- Do not panic – remain calm so as not to frighten the child
- If you are receiving a disclosure of abuse you are likely to be in a position where you have built up a relationship with the child.
- Confidentiality must be maintained but is not guaranteed, and no promises should be made. It must be made clear to the child/complainant that all details will be disclosed to relevant parties, including the Police or Social Services, in order to resolve the issue quickly and efficiently and ensure they are safe in the future.
- If required and if possible take the reportee to a quiet area, away from others, however where possible you should ensure that another staff member is present.
- Reassure the child they are right to disclose this and that they are not to blame.
- Never allow your shock or distaste to show.
- Keep questions to a minimum, never probe for more information than is offered and encourage the child to use their own words.
- Do not make negative comments about the alleged abuser.
- Do not approach or enter into any dialogue about the disclosure with the alleged abuser.
- Inform the Designated Child Protection Officer (DCPO) (Head of Operations) or if unavailable the second DCPO (Chief Executive) or another SMT member as soon as it is possible to do so.
IF AT ROYAL HOSPITAL FOR CHILDREN – Contact your supervising member of NHS staff for the area you are in and follow instructions given by NHSGGC. Also inform GCHC staff DCPO as above.
- Record all details of the discussion and action carried out using the advice here which also details data protection compliance.
- Use our Incident Reporting Form to detail your notes from the disclosure.
5. Responsibilities of the Designated Child Protection Officer (DCPO) (Head of Operations)
- When a disclosure is reported to the Designated Child Protection Office they will consider the appropriate action to take, i.e. contact Police/ Social Work/ Disclosure Scotland.
- If appropriate DCPO and SMT will conduct a full internal investigation and the member of staff/ volunteer accused will not be permitted to work with children pending investigation outcomes.
- To promote a culture that puts child safety as paramount & inform/train staff and volunteers on Child Protection.
- To incorporate value-based questions during recruitment that aims to prevent anyone seeking to harm children to be working with the charity.
To Report Suspected Abuse: NSPCC Website here
6. What to do if a child goes missing at a GCHC event
- Respond immediately
- Request the following information:
- Name of child
- School/group name (If appropriate)
- Physical description (height, clothing etc)
- Area where missing person last seen
- Time missing person last seen
- Ask the guardian to stay with you as you will be the main point of contact for the search
- You must continually reassure the guardian everything is being done to find the missing child

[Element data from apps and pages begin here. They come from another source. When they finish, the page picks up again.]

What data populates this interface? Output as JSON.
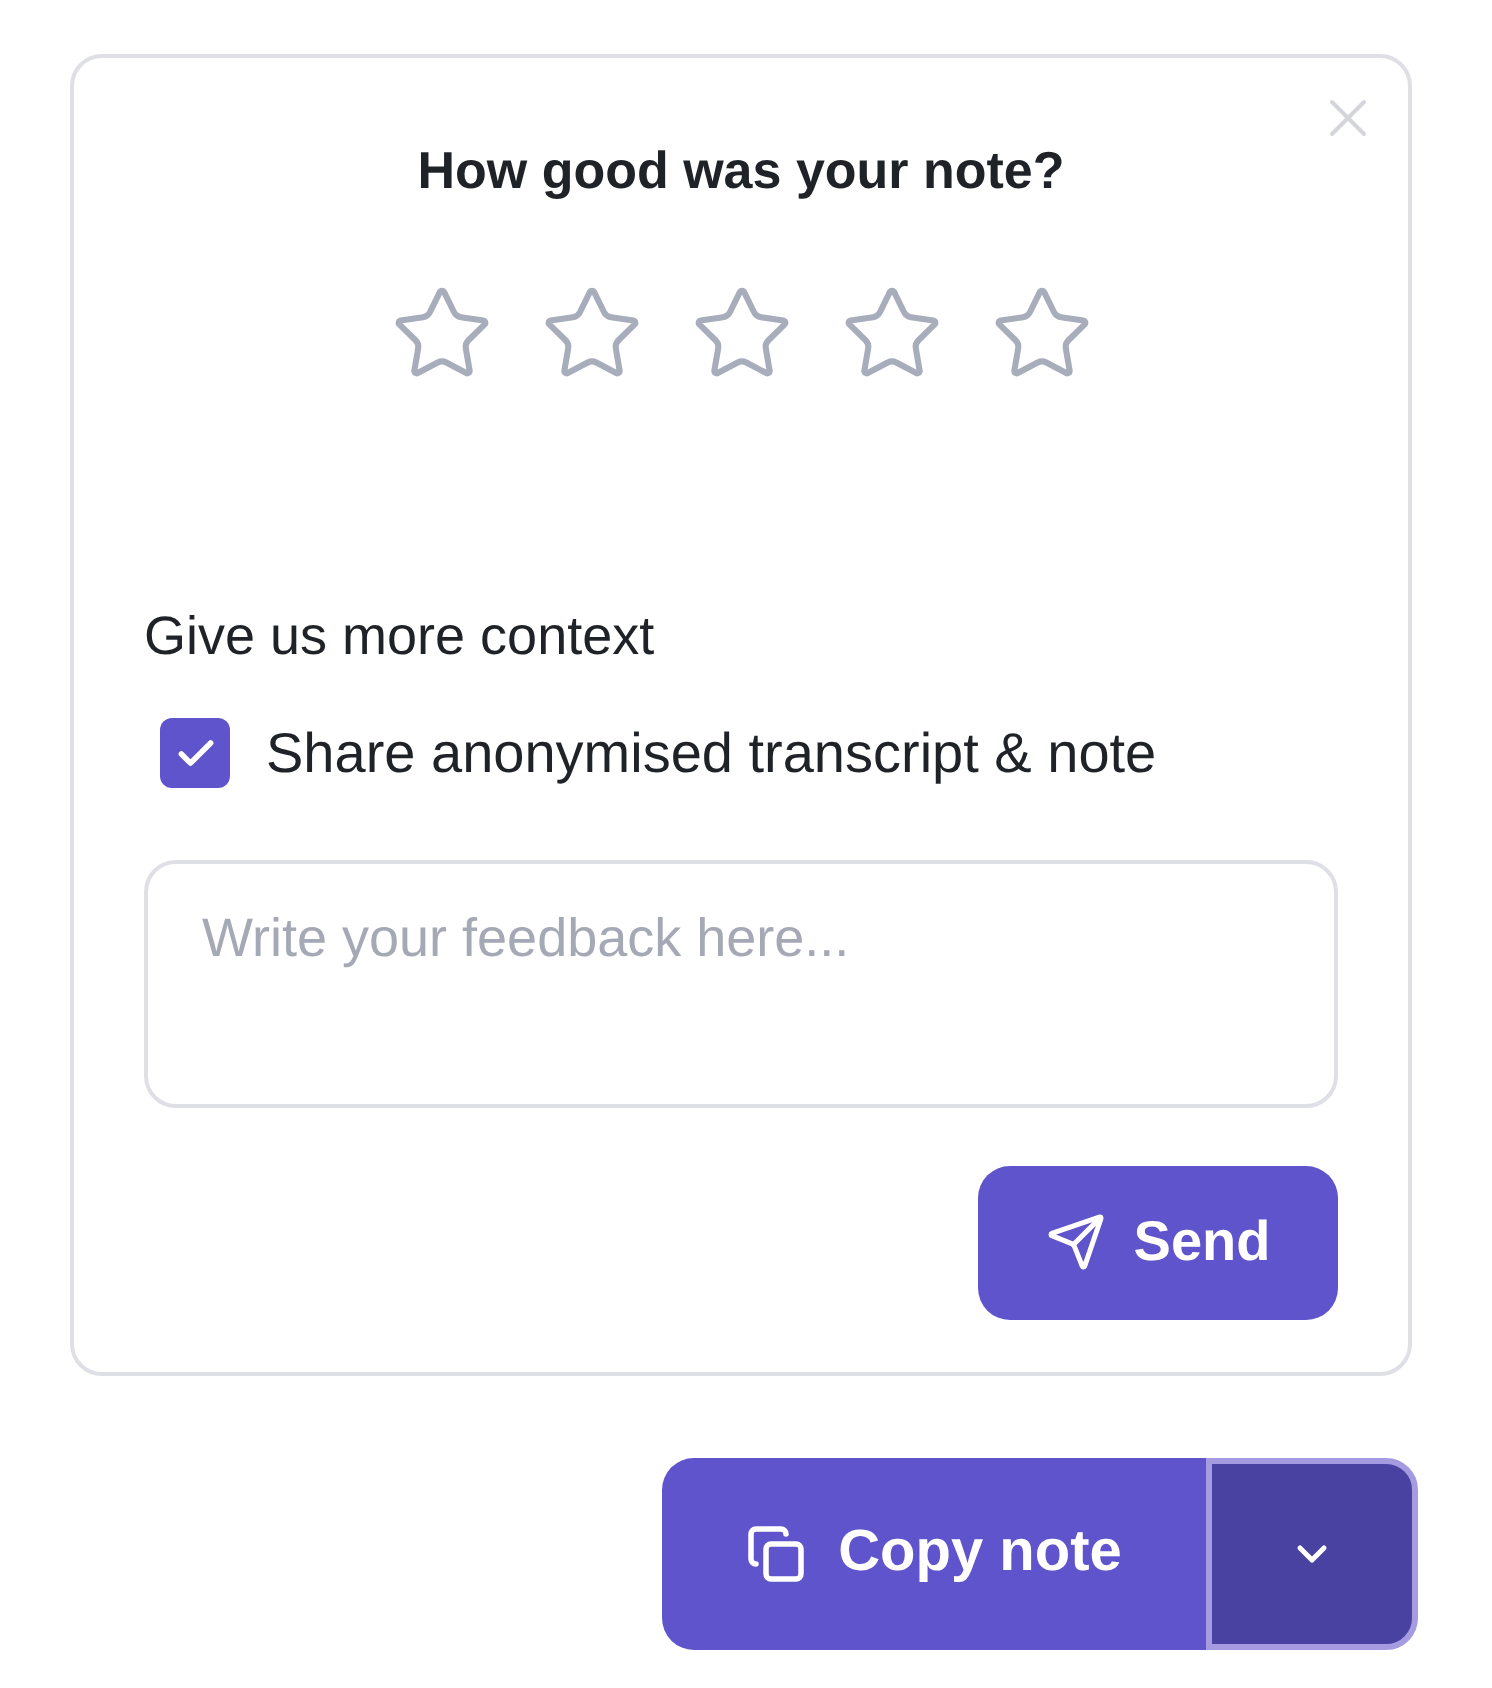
{
  "feedback_card": {
    "title": "How good was your note?",
    "rating": {
      "stars": 0
    },
    "context_heading": "Give us more context",
    "share_checkbox": {
      "label": "Share anonymised transcript & note",
      "checked": true
    },
    "feedback_field": {
      "placeholder": "Write your feedback here..."
    },
    "send_button": "Send"
  },
  "copy_button": "Copy note",
  "menu_toggle": {
    "focused": true
  }
}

- Inform the GCHC Event Manager
- With the guardian search the immediate area the child was last seen
- Alert colleagues and volunteers to assist
- Immediately update all parties involved when child is found
- IF THE CHILD IS NOT LOCATED WITH THE IMMEDIATE SEARCH THE EVENT MANAGER MUST
CONTACT THE POLICE – the Police will now coordinate/ instruct
- Inform a member of the GCHC Senior Management Team
7. What to do if a child has lost their guardian at a GCHC event
- Respond immediately (whether or not the child is a participant to our event)
- If possible put a call out for the name of the guardian to meet at a location
- If not possible, put a call out describing the child
- If call out not possible – alert the Event Manager immediately who will communicate to all team members working at the event via radio contact
- Team will be briefed to lost child contact points
- If a guardian cannot be located the Event Manager will contact the Police
- Inform a member of the GCHC Senior Management Team
8. Sale and Use of Toys/Play Equipment
- All toys sold in the GCHC Fundraising Hub or via the GCHC website/ trade stalls retail outlets or used for experiment/play, are carefully sourced for a variety of ages. All toys or equipment comply with the relevant BS EN Safety Standards. It is the responsibility of the Retail Lead to ensure all goods purchased for retail meet the required standards. Other individuals purchasing items for other areas must ensure compliance.